▸ What this task involves:
Check every line of the data below for the string "word", and copy the ones that hold it.
_____
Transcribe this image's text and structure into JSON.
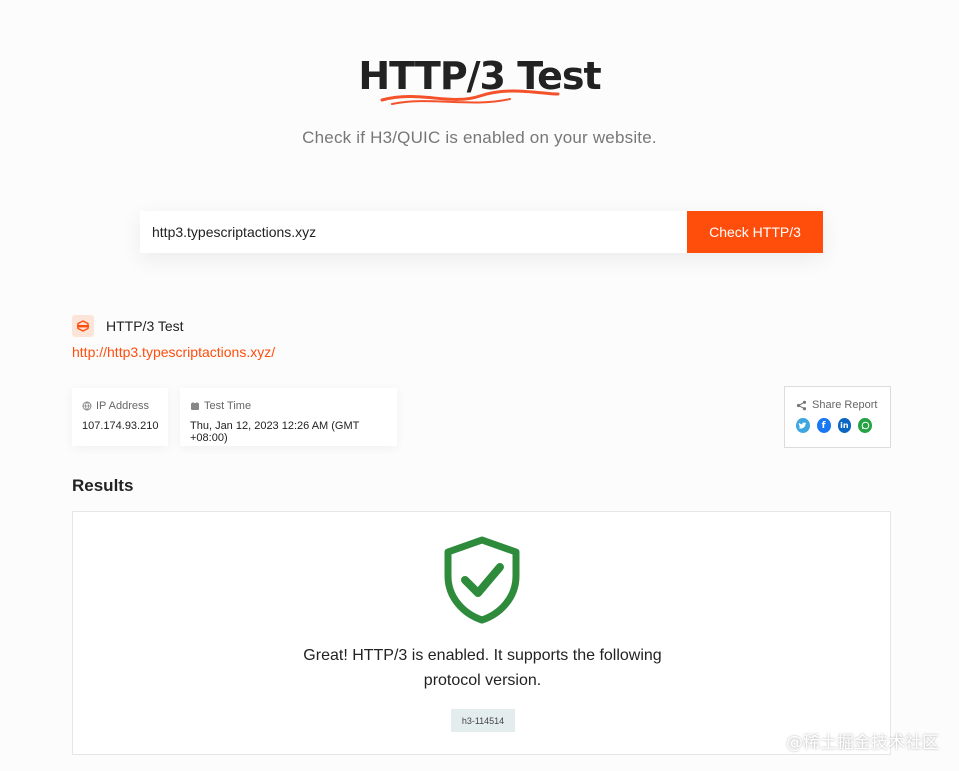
{
  "header": {
    "title": "HTTP/3 Test",
    "subtitle": "Check if H3/QUIC is enabled on your website."
  },
  "search": {
    "value": "http3.typescriptactions.xyz",
    "button_label": "Check HTTP/3"
  },
  "report": {
    "title": "HTTP/3 Test",
    "url": "http://http3.typescriptactions.xyz/",
    "ip_label": "IP Address",
    "ip_value": "107.174.93.210",
    "time_label": "Test Time",
    "time_value": "Thu, Jan 12, 2023 12:26 AM (GMT +08:00)",
    "share_label": "Share Report",
    "share_icons": [
      "twitter-icon",
      "facebook-icon",
      "linkedin-icon",
      "whatsapp-icon"
    ]
  },
  "results": {
    "heading": "Results",
    "message": "Great! HTTP/3 is enabled. It supports the following protocol version.",
    "versions": [
      "h3-114514"
    ]
  },
  "watermark": "@稀土掘金技术社区",
  "colors": {
    "accent": "#ff4d0c",
    "success": "#2e8b3c",
    "twitter": "#3ea6e0",
    "facebook": "#1877f2",
    "linkedin": "#0a66c2",
    "whatsapp": "#25a244"
  }
}
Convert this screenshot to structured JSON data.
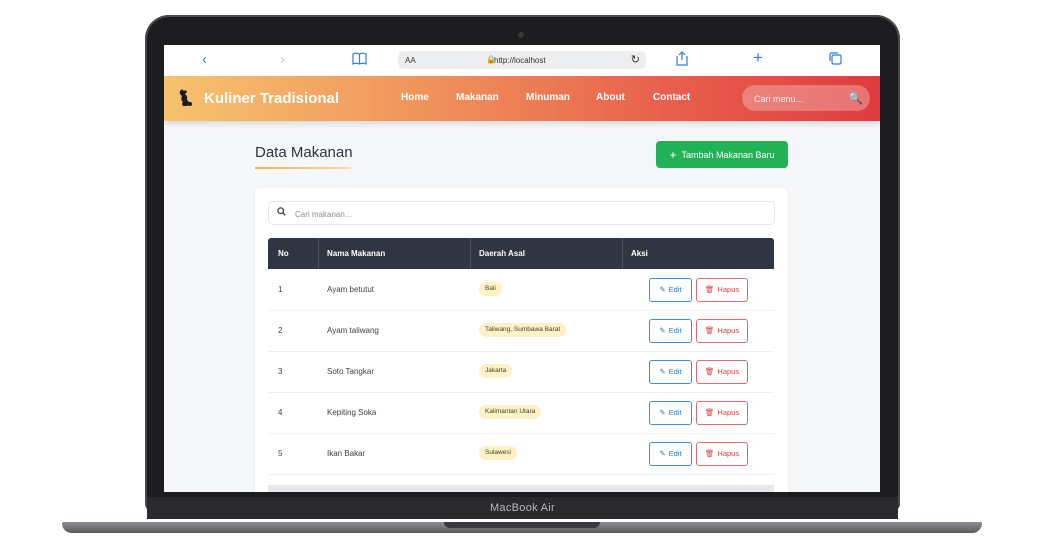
{
  "device": {
    "label": "MacBook Air"
  },
  "browser": {
    "text_size_label": "AA",
    "url": "http://localhost",
    "icons": [
      "back-icon",
      "forward-icon",
      "book-icon",
      "lock-icon",
      "reload-icon",
      "share-icon",
      "new-tab-icon",
      "tabs-icon"
    ]
  },
  "navbar": {
    "brand": "Kuliner Tradisional",
    "links": [
      "Home",
      "Makanan",
      "Minuman",
      "About",
      "Contact"
    ],
    "search_placeholder": "Cari menu...",
    "gradient": [
      "#f6c36f",
      "#e03b3e"
    ]
  },
  "page": {
    "title": "Data Makanan",
    "add_button": "Tambah Makanan Baru",
    "table_search_placeholder": "Cari makanan...",
    "columns": [
      "No",
      "Nama Makanan",
      "Daerah Asal",
      "Aksi"
    ],
    "rows": [
      {
        "no": "1",
        "nama": "Ayam betutut",
        "daerah": "Bali"
      },
      {
        "no": "2",
        "nama": "Ayam taliwang",
        "daerah": "Taliwang, Sumbawa Barat"
      },
      {
        "no": "3",
        "nama": "Soto Tangkar",
        "daerah": "Jakarta"
      },
      {
        "no": "4",
        "nama": "Kepiting Soka",
        "daerah": "Kalimantan Utara"
      },
      {
        "no": "5",
        "nama": "Ikan Bakar",
        "daerah": "Sulawesi"
      }
    ],
    "edit_label": "Edit",
    "delete_label": "Hapus",
    "colors": {
      "add": "#22b156",
      "header": "#2f3543",
      "edit": "#2f7ec4",
      "delete": "#d8413f",
      "badge": "#fdf1c8"
    }
  }
}
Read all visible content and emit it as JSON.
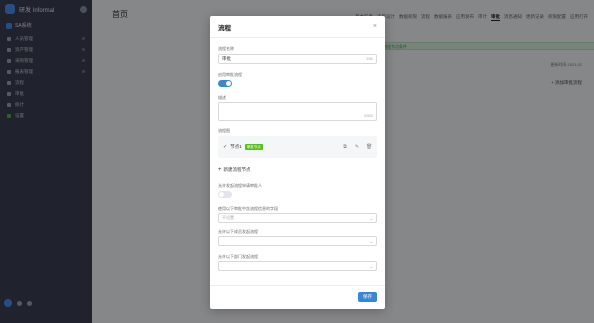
{
  "app": {
    "name": "研发 Informal",
    "workspace": "SA系统",
    "sidebar_items": [
      {
        "label": "人员管理"
      },
      {
        "label": "资产管理"
      },
      {
        "label": "采购管理"
      },
      {
        "label": "报表管理"
      },
      {
        "label": "流程"
      },
      {
        "label": "审批"
      },
      {
        "label": "统计"
      },
      {
        "label": "设置"
      }
    ]
  },
  "page": {
    "title": "首页",
    "tabs": [
      {
        "label": "基本信息",
        "active": false
      },
      {
        "label": "表单设计",
        "active": false
      },
      {
        "label": "数据权限",
        "active": false
      },
      {
        "label": "流程",
        "active": false
      },
      {
        "label": "数据报表",
        "active": false
      },
      {
        "label": "应用发布",
        "active": false
      },
      {
        "label": "审计",
        "active": false
      },
      {
        "label": "审批",
        "active": true
      },
      {
        "label": "消息通知",
        "active": false
      },
      {
        "label": "更新记录",
        "active": false
      },
      {
        "label": "权限配置",
        "active": false
      },
      {
        "label": "应用打开",
        "active": false
      }
    ],
    "notice": "流程配置已完成，请保存后生效，请注意审批流程节点条件",
    "right_link": "更新时间 2021.01",
    "add_link": "+ 添加审批流程"
  },
  "modal": {
    "title": "流程",
    "close": "×",
    "name_label": "流程名称",
    "name_value": "审批",
    "name_count": "2/50",
    "enable_label": "启用审批流程",
    "enable_on": true,
    "desc_label": "描述",
    "desc_count": "0/500",
    "nodes_label": "流程图",
    "node": {
      "chevron": "✓",
      "name": "节点1",
      "tag": "审批节点"
    },
    "node_actions": [
      "⧉",
      "✎",
      "🗑"
    ],
    "add_node": "新建流程节点",
    "allow_label": "允许发起流程申请审批人",
    "allow_on": false,
    "rule1_label": "使用以下审批中含流程信息的字段",
    "rule1_placeholder": "不设置",
    "rule2_label": "允许以下成员发起流程",
    "rule2_placeholder": "",
    "rule3_label": "允许以下部门发起流程",
    "rule3_placeholder": "",
    "save": "保存"
  }
}
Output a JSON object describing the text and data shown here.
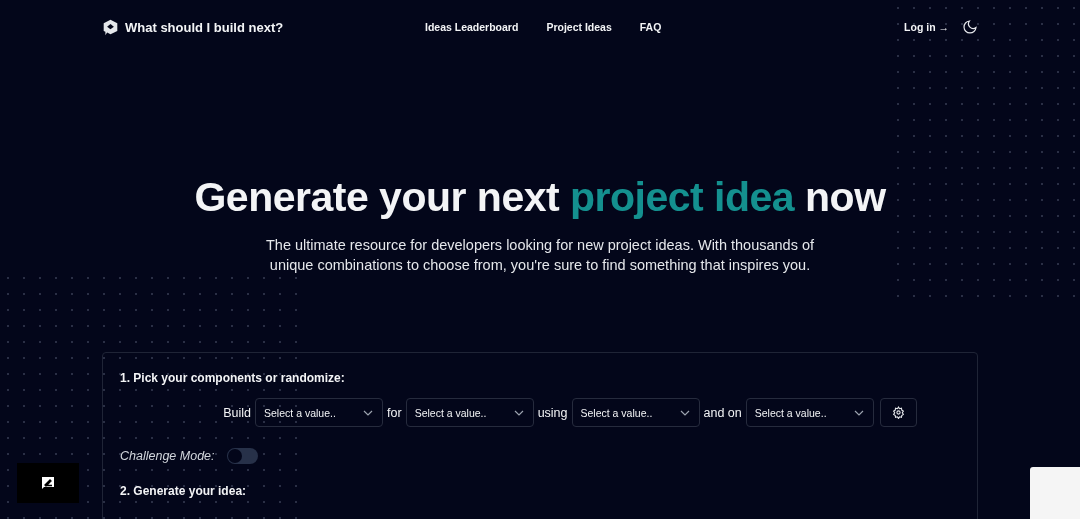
{
  "nav": {
    "brand": "What should I build next?",
    "links": [
      "Ideas Leaderboard",
      "Project Ideas",
      "FAQ"
    ],
    "login": "Log in →"
  },
  "hero": {
    "title_before": "Generate your next ",
    "title_highlight": "project idea",
    "title_after": " now",
    "subtitle": "The ultimate resource for developers looking for new project ideas. With thousands of unique combinations to choose from, you're sure to find something that inspires you."
  },
  "step1": {
    "heading": "1. Pick your components or randomize:",
    "parts": [
      {
        "word": "Build",
        "placeholder": "Select a value.."
      },
      {
        "word": "for",
        "placeholder": "Select a value.."
      },
      {
        "word": "using",
        "placeholder": "Select a value.."
      },
      {
        "word": "and on",
        "placeholder": "Select a value.."
      }
    ],
    "challenge_label": "Challenge Mode:",
    "challenge_on": false
  },
  "step2": {
    "heading": "2. Generate your idea:"
  }
}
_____
▸ Response below:
        "word": "Build",
        "word": "for",
        "word": "using",
        "word": "and on",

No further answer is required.